== TO DO ==
Output all of the lines below exactly, and leave out each image.

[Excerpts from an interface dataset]
-------
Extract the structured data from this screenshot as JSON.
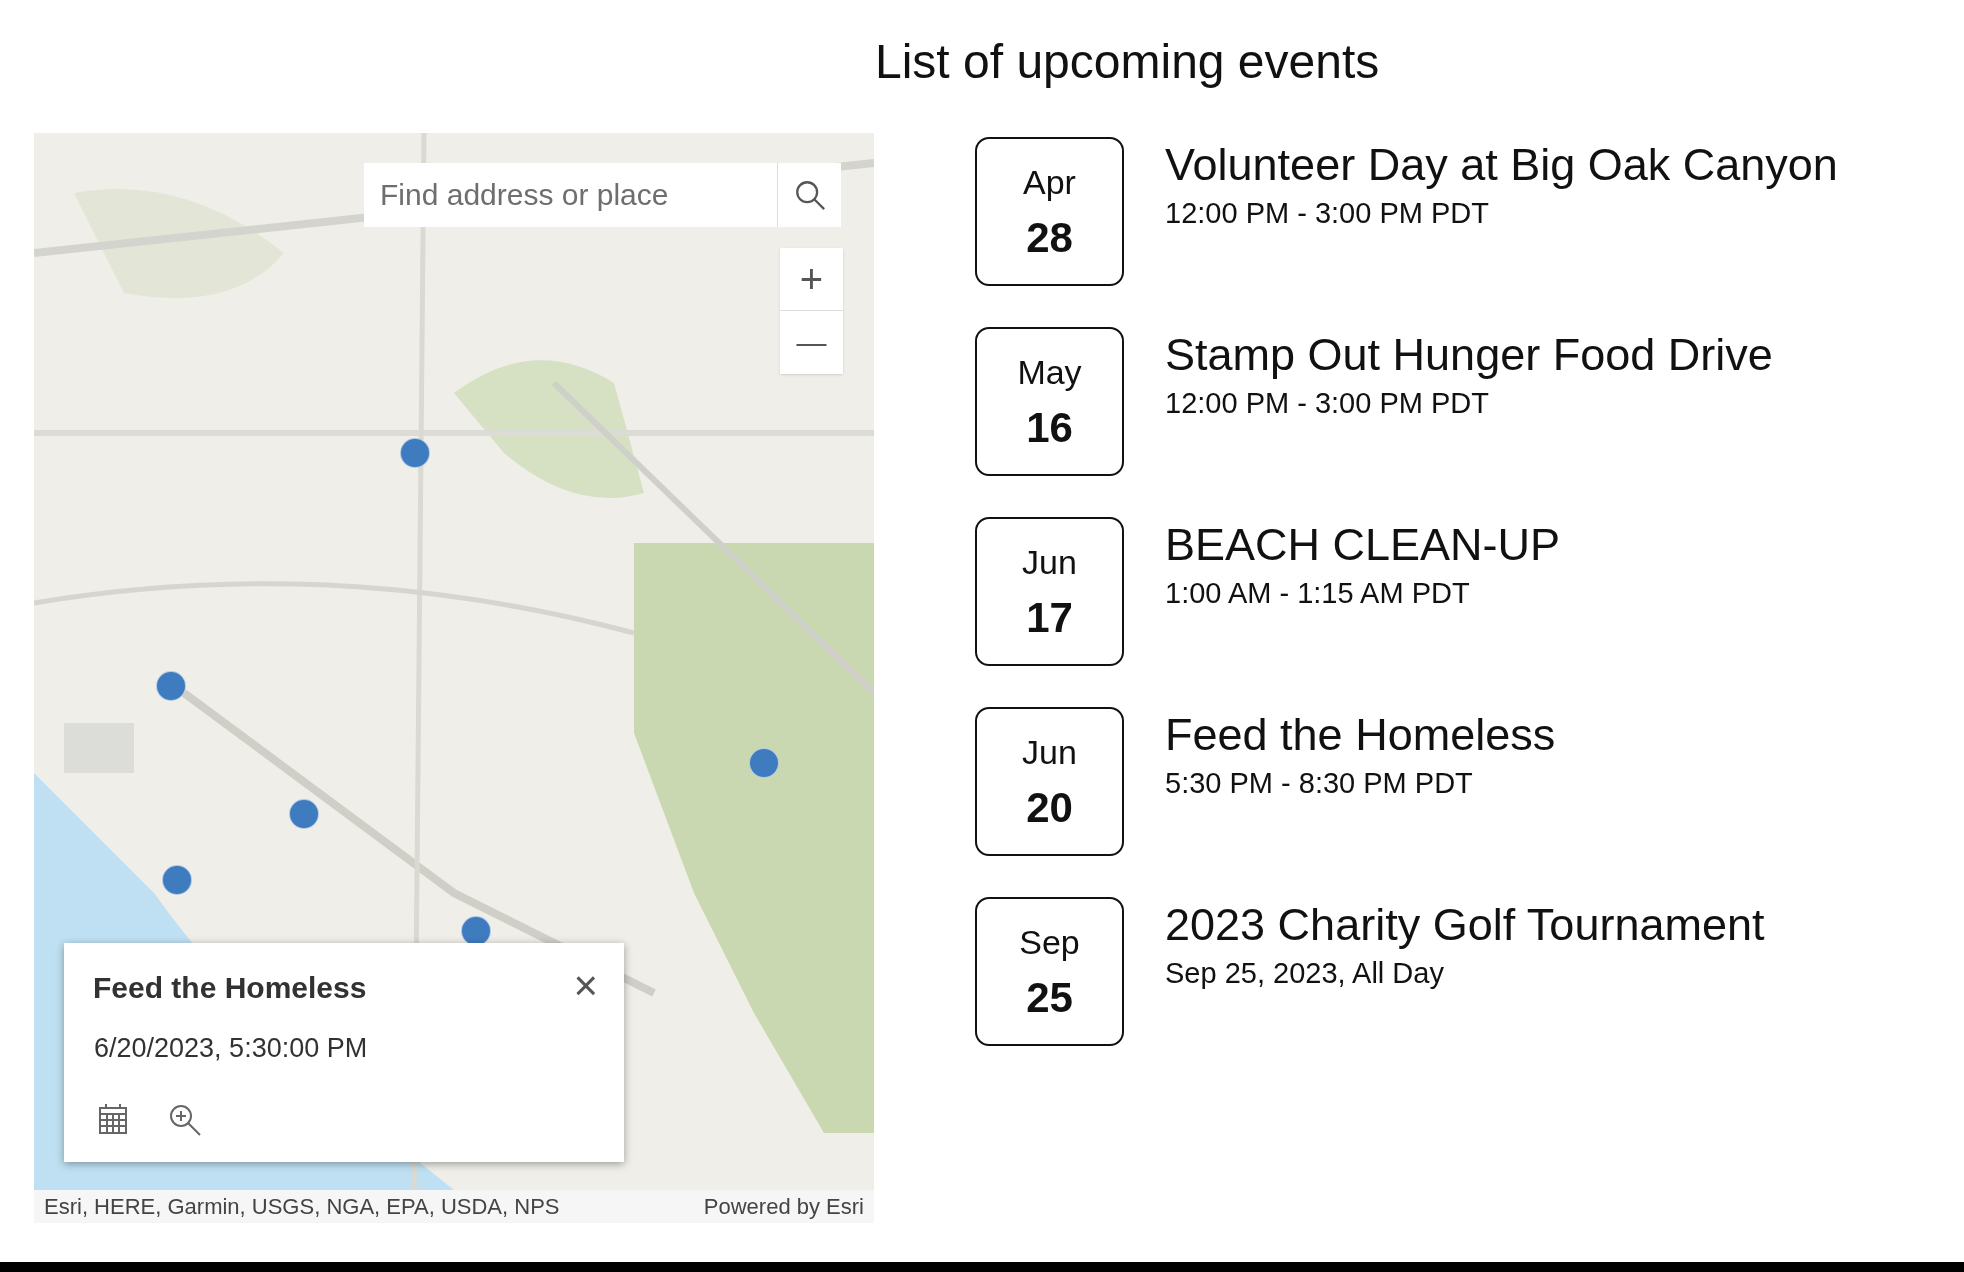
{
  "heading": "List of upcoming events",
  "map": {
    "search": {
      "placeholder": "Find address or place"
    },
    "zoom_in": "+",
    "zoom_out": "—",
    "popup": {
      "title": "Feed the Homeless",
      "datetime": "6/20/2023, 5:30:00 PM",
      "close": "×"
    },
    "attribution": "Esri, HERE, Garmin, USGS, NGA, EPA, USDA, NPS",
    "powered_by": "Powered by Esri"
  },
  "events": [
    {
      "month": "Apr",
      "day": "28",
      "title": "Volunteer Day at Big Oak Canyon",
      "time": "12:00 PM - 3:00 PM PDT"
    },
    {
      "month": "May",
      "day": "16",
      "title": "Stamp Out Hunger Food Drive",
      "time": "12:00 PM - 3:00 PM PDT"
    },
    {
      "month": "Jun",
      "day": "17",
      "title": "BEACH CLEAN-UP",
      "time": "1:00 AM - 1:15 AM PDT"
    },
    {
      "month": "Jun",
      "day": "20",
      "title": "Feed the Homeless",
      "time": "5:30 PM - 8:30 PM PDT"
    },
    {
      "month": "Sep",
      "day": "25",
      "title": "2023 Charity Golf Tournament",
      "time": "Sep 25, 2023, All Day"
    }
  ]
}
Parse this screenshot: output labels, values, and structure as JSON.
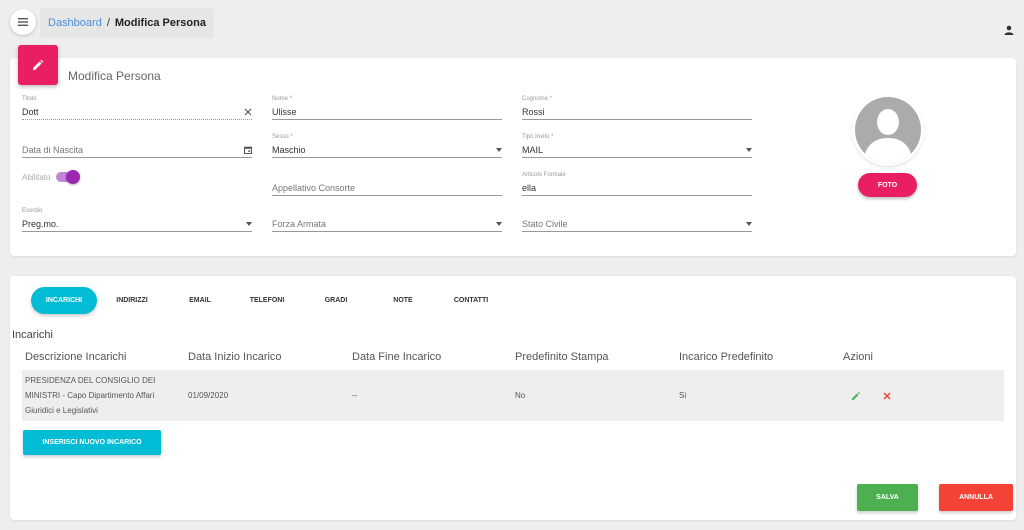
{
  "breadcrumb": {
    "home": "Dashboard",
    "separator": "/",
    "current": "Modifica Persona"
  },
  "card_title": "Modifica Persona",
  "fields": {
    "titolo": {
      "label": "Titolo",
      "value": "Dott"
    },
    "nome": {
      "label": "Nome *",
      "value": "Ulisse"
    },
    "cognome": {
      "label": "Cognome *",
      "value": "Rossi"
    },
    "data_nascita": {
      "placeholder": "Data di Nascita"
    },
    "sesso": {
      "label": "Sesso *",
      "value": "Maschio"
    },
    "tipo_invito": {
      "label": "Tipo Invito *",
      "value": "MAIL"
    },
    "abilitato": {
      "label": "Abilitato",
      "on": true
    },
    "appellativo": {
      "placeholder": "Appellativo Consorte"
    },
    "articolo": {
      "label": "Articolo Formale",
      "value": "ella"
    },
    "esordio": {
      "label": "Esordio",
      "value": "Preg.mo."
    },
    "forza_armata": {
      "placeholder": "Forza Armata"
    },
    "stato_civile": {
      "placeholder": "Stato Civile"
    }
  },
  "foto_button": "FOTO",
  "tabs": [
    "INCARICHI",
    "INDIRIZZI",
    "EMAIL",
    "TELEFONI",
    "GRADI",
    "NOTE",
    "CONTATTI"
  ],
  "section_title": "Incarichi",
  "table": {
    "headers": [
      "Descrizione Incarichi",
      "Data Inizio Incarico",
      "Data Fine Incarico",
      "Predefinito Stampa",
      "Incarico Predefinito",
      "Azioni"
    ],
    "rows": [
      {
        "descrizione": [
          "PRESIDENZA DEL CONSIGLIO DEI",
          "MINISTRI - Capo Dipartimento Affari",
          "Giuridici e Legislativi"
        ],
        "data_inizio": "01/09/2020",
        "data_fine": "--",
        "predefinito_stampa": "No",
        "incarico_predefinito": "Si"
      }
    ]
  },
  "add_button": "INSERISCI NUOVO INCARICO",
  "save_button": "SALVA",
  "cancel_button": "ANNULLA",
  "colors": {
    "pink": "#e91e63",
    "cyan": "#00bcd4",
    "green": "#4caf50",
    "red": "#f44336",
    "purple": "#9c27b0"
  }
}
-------
== SOLUTION TO THIS EXERCISE ==
Extract the structured data from this screenshot as JSON.
{
  "heading": "List of upcoming events",
  "map": {
    "search": {
      "placeholder": "Find address or place"
    },
    "zoom_in": "+",
    "zoom_out": "—",
    "popup": {
      "title": "Feed the Homeless",
      "datetime": "6/20/2023, 5:30:00 PM",
      "close": "×"
    },
    "attribution": "Esri, HERE, Garmin, USGS, NGA, EPA, USDA, NPS",
    "powered_by": "Powered by Esri"
  },
  "events": [
    {
      "month": "Apr",
      "day": "28",
      "title": "Volunteer Day at Big Oak Canyon",
      "time": "12:00 PM - 3:00 PM PDT"
    },
    {
      "month": "May",
      "day": "16",
      "title": "Stamp Out Hunger Food Drive",
      "time": "12:00 PM - 3:00 PM PDT"
    },
    {
      "month": "Jun",
      "day": "17",
      "title": "BEACH CLEAN-UP",
      "time": "1:00 AM - 1:15 AM PDT"
    },
    {
      "month": "Jun",
      "day": "20",
      "title": "Feed the Homeless",
      "time": "5:30 PM - 8:30 PM PDT"
    },
    {
      "month": "Sep",
      "day": "25",
      "title": "2023 Charity Golf Tournament",
      "time": "Sep 25, 2023, All Day"
    }
  ]
}
Parse this screenshot: output labels, values, and structure as JSON.
{
  "breadcrumb": {
    "home": "Dashboard",
    "separator": "/",
    "current": "Modifica Persona"
  },
  "card_title": "Modifica Persona",
  "fields": {
    "titolo": {
      "label": "Titolo",
      "value": "Dott"
    },
    "nome": {
      "label": "Nome *",
      "value": "Ulisse"
    },
    "cognome": {
      "label": "Cognome *",
      "value": "Rossi"
    },
    "data_nascita": {
      "placeholder": "Data di Nascita"
    },
    "sesso": {
      "label": "Sesso *",
      "value": "Maschio"
    },
    "tipo_invito": {
      "label": "Tipo Invito *",
      "value": "MAIL"
    },
    "abilitato": {
      "label": "Abilitato",
      "on": true
    },
    "appellativo": {
      "placeholder": "Appellativo Consorte"
    },
    "articolo": {
      "label": "Articolo Formale",
      "value": "ella"
    },
    "esordio": {
      "label": "Esordio",
      "value": "Preg.mo."
    },
    "forza_armata": {
      "placeholder": "Forza Armata"
    },
    "stato_civile": {
      "placeholder": "Stato Civile"
    }
  },
  "foto_button": "FOTO",
  "tabs": [
    "INCARICHI",
    "INDIRIZZI",
    "EMAIL",
    "TELEFONI",
    "GRADI",
    "NOTE",
    "CONTATTI"
  ],
  "section_title": "Incarichi",
  "table": {
    "headers": [
      "Descrizione Incarichi",
      "Data Inizio Incarico",
      "Data Fine Incarico",
      "Predefinito Stampa",
      "Incarico Predefinito",
      "Azioni"
    ],
    "rows": [
      {
        "descrizione": [
          "PRESIDENZA DEL CONSIGLIO DEI",
          "MINISTRI - Capo Dipartimento Affari",
          "Giuridici e Legislativi"
        ],
        "data_inizio": "01/09/2020",
        "data_fine": "--",
        "predefinito_stampa": "No",
        "incarico_predefinito": "Si"
      }
    ]
  },
  "add_button": "INSERISCI NUOVO INCARICO",
  "save_button": "SALVA",
  "cancel_button": "ANNULLA",
  "colors": {
    "pink": "#e91e63",
    "cyan": "#00bcd4",
    "green": "#4caf50",
    "red": "#f44336",
    "purple": "#9c27b0"
  }
}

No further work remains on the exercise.